Veterinarians:
Dr. Wendi Waid
Dr. Becky Stanton
Dr. Donald Consla
Conneaut Lake Veterinary Hospital
14405 Conneaut Lake Road
Meadville, PA 16335
Phone: 814.382.5446

Pet Poisons

It is not uncommon this time of year for veterinary hospitals to get phone calls concerning pets ingesting rodenticides that have been placed out for the fall. There are several different types of poison that vary by the method in which the rodent is killed.

The most common kind of rodenticide is an anticoagulant. This poison interferes with the normal clotting process in the blood. The rodent bleeds to death essentially by this method.

Another type of rodenticide contains strychnine. This kills the rodent by the induction of seizures. Following a large dose, death may occur as quickly as twenty to thirty minutes.

Rodenticides are made to be attractive to the rodents, and are attractive to pets as well. Pets can be poisoned by the ingestion of the bait itself, as well as by the ingestion of the poisoned rodent.

The most important information that is needed by a veterinarian in order to treat the pet most effectively following the poisoning includes the specific name of the product (save the container), and the time lapsed since the pet might have ingested the poison. The exact product name will allow for the correct antidote or treatment protocol.

The time since ingestion is important in determining whether the pet would still have the poison in the stomach, or if the poison may have entered the small intestine and bloodstream through absorption. If clinical signs of rodenticide poisoning have started death may occur within twenty-four hours without treatment.

Clinical signs of anticoagulant poisoning may include weakness and depression. Difficulty breathing may occur due to hemorrhaging into the chest cavity , or swelling of the abdomen due to abdominal hemorrhaging. Bloody stool or vomitus may also occur.

Strychnine toxicity initially causes unrest, panting or vomiting. This continues to progress into muscle tremors, then convulsions. Animals that have ingested strychnine are very sensitive to sound.

Treatment for anticoagulant poisoning includes induction of vomiting if recent ingestion, oral activated charcoal to absorb poison further down the intestinal tract, and Vitamin K1 to begin rebuilding the clotting ability. The Vitamin K1 is by injection initially, then orally after the first day.
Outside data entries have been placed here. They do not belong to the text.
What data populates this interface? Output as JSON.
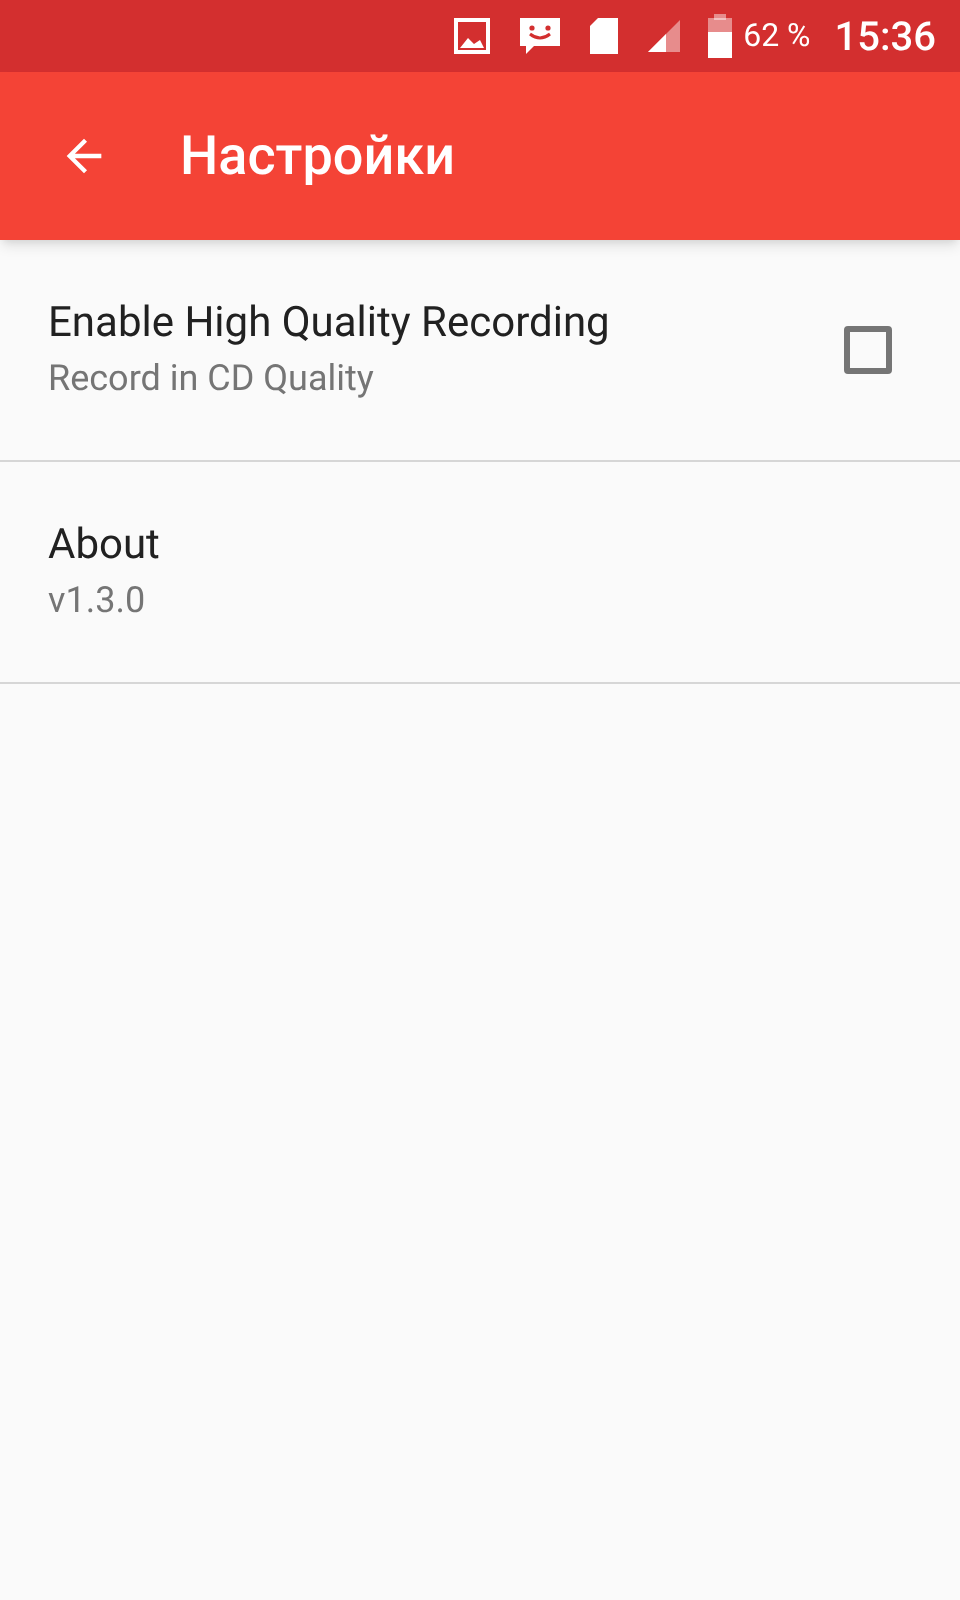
{
  "status_bar": {
    "battery": "62 %",
    "time": "15:36"
  },
  "app_bar": {
    "title": "Настройки"
  },
  "settings": [
    {
      "kind": "checkbox",
      "title": "Enable High Quality Recording",
      "summary": "Record in CD Quality",
      "checked": false
    },
    {
      "kind": "plain",
      "title": "About",
      "summary": "v1.3.0"
    }
  ]
}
It is important to continue Vitamin K1 therapy for as long as the rodentacide is in the bloodstream. This duration depends on the type of anticoagulant in the poison.

If hemorrhaging has already started, which can be determined by a physical exam, a blood transfusion is indicated to replace the blood clotting ability immediately. Fresh whole blood from another dog may be used for the transfusion. Commercial blood replacement products are available now to veterinarians, and can be used in rodentacide poisoning when bleeding has caused severe anemia.

The best rule of thumb is to make sure that the rodenticide is out of the reach of pets. Consider alternative routes of rodent control if you have pets in the same vacinity. Remember that it smells and tastes good to pets.

If you are suspicious of poisoning, the sooner the better as far as calling for help. The longer you wait, the more of the toxin can be absorbed into the bloodstream and start its effects.

Comments are closed.